There is a well-crafted tenderness in Jane Hamilton’s The Excellent Lombards that teases out the drama in ordinary life and quietly lulls the reader into Mary Frances “Frankie” Lombard’s w
“It is astonishing, the beauty in humanity that sometimes accompanies the most hideous tragedy. . . . another hit-the-ball-out-of-the-park novel . . .”
The publicity copy for Songs of My Selfie: An Anthology of Millennial Stories explains it all:
There have been novels about oil (Giant by Edna Ferber), coal strip-mining (Jonathan Franzen’s Freedom), and traditional coal mining (Baker Towers by Jennifer Haigh).
“Rebecca Schiff’s prose is by turns poignant and wickedly pointed, and terribly funny.”
There’s a reason some bestselling authors are so popular: They deliver stories that pull you right into a realistic world peopled with characters you love, or love to hate, in interesting scenarios
“Bohman’s prose is the literary equivalent of an undertow.”
Starting in the 1960s and up to today, Mimi deftly weaves her tale, like the best and most intimate of diaries, skipping the dull moments and focusing on those that mean the most to the overall nar
Elizabeth Nunez’s latest novel, a retelling of the tragedy King Lear set against a contemporary Caribbean landscape, takes place on the islands of Jamaica, Barbados, and Trinidad, exactly
Described as a “fictional recreation” The Dig tells the story of the excavation of the famed Sutton Hoo burial site in Suffolk, the findings of which now have pride of place and a permanen

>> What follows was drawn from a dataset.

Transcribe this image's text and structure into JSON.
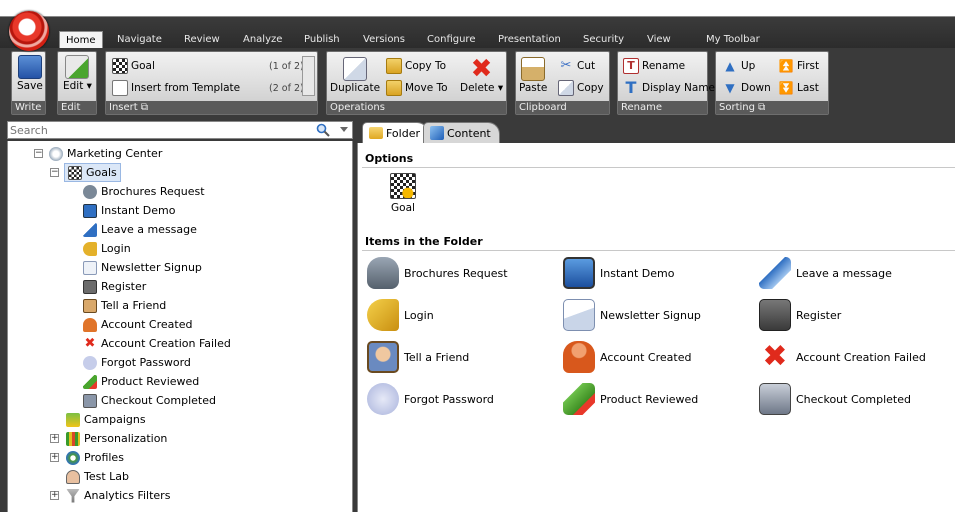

“In the novel the protagonists are filmmakers, women who know how to create illusions through a camera lens and peddle them as reality.

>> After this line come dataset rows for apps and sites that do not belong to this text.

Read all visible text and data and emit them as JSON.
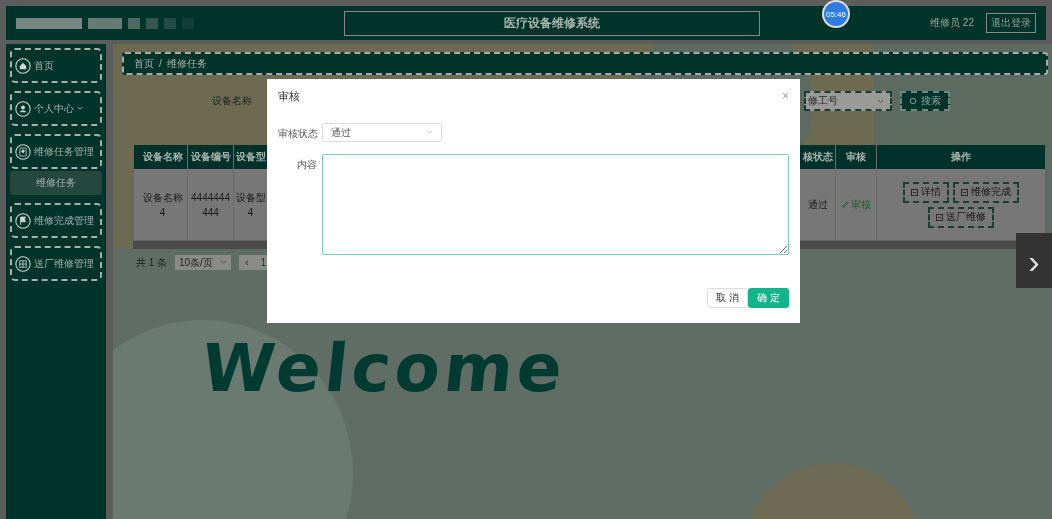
{
  "header": {
    "title": "医疗设备维修系统",
    "clock": "05:46",
    "user": "维修员 22",
    "logout": "退出登录"
  },
  "sidebar": {
    "items": [
      {
        "label": "首页",
        "selected": false
      },
      {
        "label": "个人中心",
        "selected": false,
        "expandable": true
      },
      {
        "label": "维修任务管理",
        "selected": false,
        "children": [
          {
            "label": "维修任务",
            "selected": true
          }
        ]
      },
      {
        "label": "维修完成管理",
        "selected": false
      },
      {
        "label": "送厂维修管理",
        "selected": false
      }
    ]
  },
  "breadcrumb": {
    "items": [
      "首页",
      "维修任务"
    ],
    "separator": "/"
  },
  "search": {
    "label": "设备名称",
    "select_placeholder": "修工号",
    "button": "搜索"
  },
  "table": {
    "left_columns": [
      "设备名称",
      "设备编号",
      "设备型"
    ],
    "right_columns": [
      "核状态",
      "审核",
      "操作"
    ],
    "rows": [
      {
        "left": [
          "设备名称\n4",
          "4444444\n444",
          "设备型\n4"
        ],
        "status": "通过",
        "review": "审核",
        "actions": [
          "详情",
          "维修完成",
          "送厂维修"
        ]
      }
    ]
  },
  "pagination": {
    "total": "共 1 条",
    "page_size": "10条/页",
    "prev": "‹",
    "page": "1"
  },
  "welcome": "Welcome",
  "dialog": {
    "title": "审核",
    "close": "×",
    "fields": [
      {
        "label": "审核状态",
        "kind": "select",
        "value": "通过"
      },
      {
        "label": "内容",
        "kind": "textarea"
      }
    ],
    "cancel": "取 消",
    "confirm": "确 定"
  },
  "next_arrow": "›"
}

"You are what I cannot be on my own, as I am all that is missing in you."
“Travis Mulhauser hits it out of the park in his first novel. . . . overwhelming triumph . . .”
“a highly recommended read.”

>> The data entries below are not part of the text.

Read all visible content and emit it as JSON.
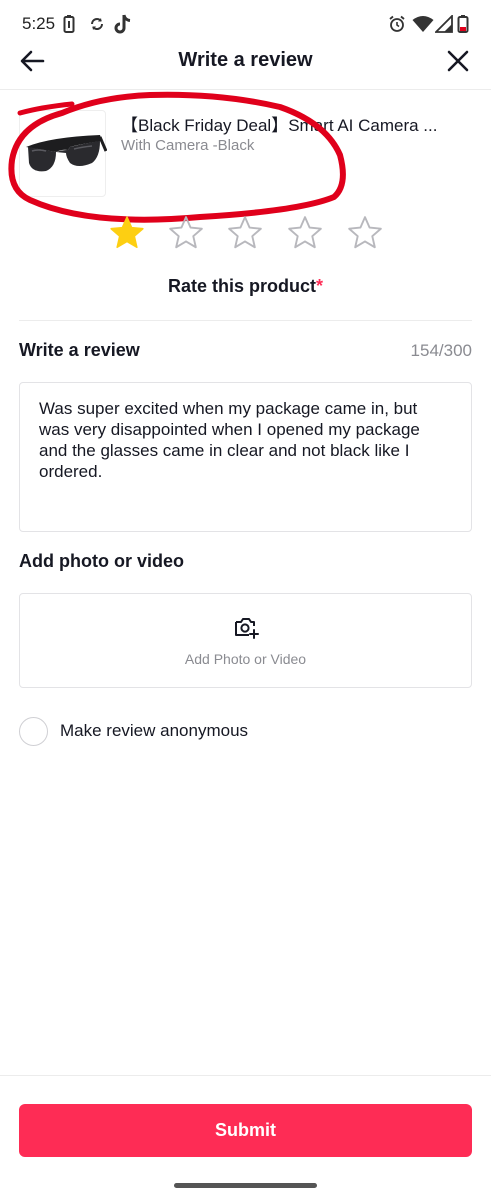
{
  "status_bar": {
    "time": "5:25",
    "left_icons": [
      "battery-saver-icon",
      "sync-icon",
      "tiktok-icon"
    ],
    "right_icons": [
      "alarm-icon",
      "wifi-icon",
      "signal-icon",
      "battery-icon"
    ]
  },
  "header": {
    "title": "Write a review",
    "back_icon": "arrow-left-icon",
    "close_icon": "close-icon"
  },
  "product": {
    "title": "【Black Friday Deal】Smart AI Camera ...",
    "variant": "With Camera -Black",
    "thumbnail": "sunglasses-product-image"
  },
  "rating": {
    "value": 1,
    "max": 5,
    "label": "Rate this product",
    "required_mark": "*",
    "filled_color": "#fdcf12",
    "empty_color": "#b8b8bd"
  },
  "review": {
    "heading": "Write a review",
    "char_count": "154/300",
    "text": "Was super excited when my package came in, but was very disappointed when I opened my package and the glasses came in clear and not black like I ordered."
  },
  "media": {
    "heading": "Add photo or video",
    "button_label": "Add Photo or Video",
    "icon": "camera-add-icon"
  },
  "anonymous": {
    "label": "Make review anonymous",
    "checked": false
  },
  "submit": {
    "label": "Submit",
    "color": "#fe2c55"
  },
  "annotation": {
    "color": "#e0001b"
  }
}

“Joshilyn Jackson hits both emotional nerves and the funny bone in this insightful novel.”
The heir is Evie, an American college girl sent on a quest through her dead mother’s letters. It leads her to Oxford University in England and discovery of her surprising birthright.
Julia inherits a gift from her grandmother: the ability to see through a person’s eyes when they are in the most trouble and their soul is reaching out for help, from somewhere in the future.
On July 1, 1967, B. passes her first counterfeit check.
Harry Christmas is no longer an alcoholic. He’s pickled—so long in the drink, particularly Scotch, which he refers to as “the rot,” that there’s no memory of sobriety anymore.
Potential is unrealized in Mingmei Yip’s newest novel. The dialogue is awkwardly delivered and falls flat.
“a warm and slyly funny look at small towns and romance . . .”
“We all in different dreams, everybody in the whole world.
You don’t have to be a dog lover to love books about dogs—especially when the book is well written and has a good plot.
“The heart wants someone to take away the fear. The heart wants answers even if they’re made up.”
Tricky Twenty-Two is the most recent in the Stephanie Plum novels by Janet Evanovich. Her heroine, Stephanie Plum, is a bounty hunter who works for her cousin Vinnie, a bail bondsman.